_EXTRACTED MATERIAL_
###
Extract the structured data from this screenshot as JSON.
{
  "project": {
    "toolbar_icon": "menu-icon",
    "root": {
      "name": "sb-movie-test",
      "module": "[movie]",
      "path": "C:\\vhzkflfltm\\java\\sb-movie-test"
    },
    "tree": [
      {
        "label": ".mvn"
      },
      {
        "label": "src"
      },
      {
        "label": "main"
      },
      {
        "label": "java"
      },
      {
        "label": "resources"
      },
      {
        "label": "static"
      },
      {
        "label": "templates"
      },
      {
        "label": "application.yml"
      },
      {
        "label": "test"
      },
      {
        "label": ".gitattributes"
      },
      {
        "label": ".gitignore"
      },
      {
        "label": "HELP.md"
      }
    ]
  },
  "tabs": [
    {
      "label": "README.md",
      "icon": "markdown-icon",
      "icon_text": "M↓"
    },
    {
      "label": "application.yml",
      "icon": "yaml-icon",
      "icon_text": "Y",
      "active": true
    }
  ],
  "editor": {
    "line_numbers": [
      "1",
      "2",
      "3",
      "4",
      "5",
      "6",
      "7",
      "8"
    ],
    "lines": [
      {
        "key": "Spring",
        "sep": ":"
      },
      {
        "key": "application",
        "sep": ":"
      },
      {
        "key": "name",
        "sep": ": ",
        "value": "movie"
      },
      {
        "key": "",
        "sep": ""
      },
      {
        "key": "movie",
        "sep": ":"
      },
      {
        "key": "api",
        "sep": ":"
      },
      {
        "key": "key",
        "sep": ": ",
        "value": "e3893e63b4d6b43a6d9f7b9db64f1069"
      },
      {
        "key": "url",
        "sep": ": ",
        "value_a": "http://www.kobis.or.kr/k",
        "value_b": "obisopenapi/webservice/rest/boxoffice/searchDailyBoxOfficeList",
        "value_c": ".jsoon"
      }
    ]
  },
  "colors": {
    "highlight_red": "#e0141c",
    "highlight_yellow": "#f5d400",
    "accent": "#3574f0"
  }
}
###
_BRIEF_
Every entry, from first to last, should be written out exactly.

_REPLY_
Extract the structured data from this screenshot as JSON.
{
  "project": {
    "toolbar_icon": "menu-icon",
    "root": {
      "name": "sb-movie-test",
      "module": "[movie]",
      "path": "C:\\vhzkflfltm\\java\\sb-movie-test"
    },
    "tree": [
      {
        "label": ".mvn"
      },
      {
        "label": "src"
      },
      {
        "label": "main"
      },
      {
        "label": "java"
      },
      {
        "label": "resources"
      },
      {
        "label": "static"
      },
      {
        "label": "templates"
      },
      {
        "label": "application.yml"
      },
      {
        "label": "test"
      },
      {
        "label": ".gitattributes"
      },
      {
        "label": ".gitignore"
      },
      {
        "label": "HELP.md"
      }
    ]
  },
  "tabs": [
    {
      "label": "README.md",
      "icon": "markdown-icon",
      "icon_text": "M↓"
    },
    {
      "label": "application.yml",
      "icon": "yaml-icon",
      "icon_text": "Y",
      "active": true
    }
  ],
  "editor": {
    "line_numbers": [
      "1",
      "2",
      "3",
      "4",
      "5",
      "6",
      "7",
      "8"
    ],
    "lines": [
      {
        "key": "Spring",
        "sep": ":"
      },
      {
        "key": "application",
        "sep": ":"
      },
      {
        "key": "name",
        "sep": ": ",
        "value": "movie"
      },
      {
        "key": "",
        "sep": ""
      },
      {
        "key": "movie",
        "sep": ":"
      },
      {
        "key": "api",
        "sep": ":"
      },
      {
        "key": "key",
        "sep": ": ",
        "value": "e3893e63b4d6b43a6d9f7b9db64f1069"
      },
      {
        "key": "url",
        "sep": ": ",
        "value_a": "http://www.kobis.or.kr/k",
        "value_b": "obisopenapi/webservice/rest/boxoffice/searchDailyBoxOfficeList",
        "value_c": ".jsoon"
      }
    ]
  },
  "colors": {
    "highlight_red": "#e0141c",
    "highlight_yellow": "#f5d400",
    "accent": "#3574f0"
  }
}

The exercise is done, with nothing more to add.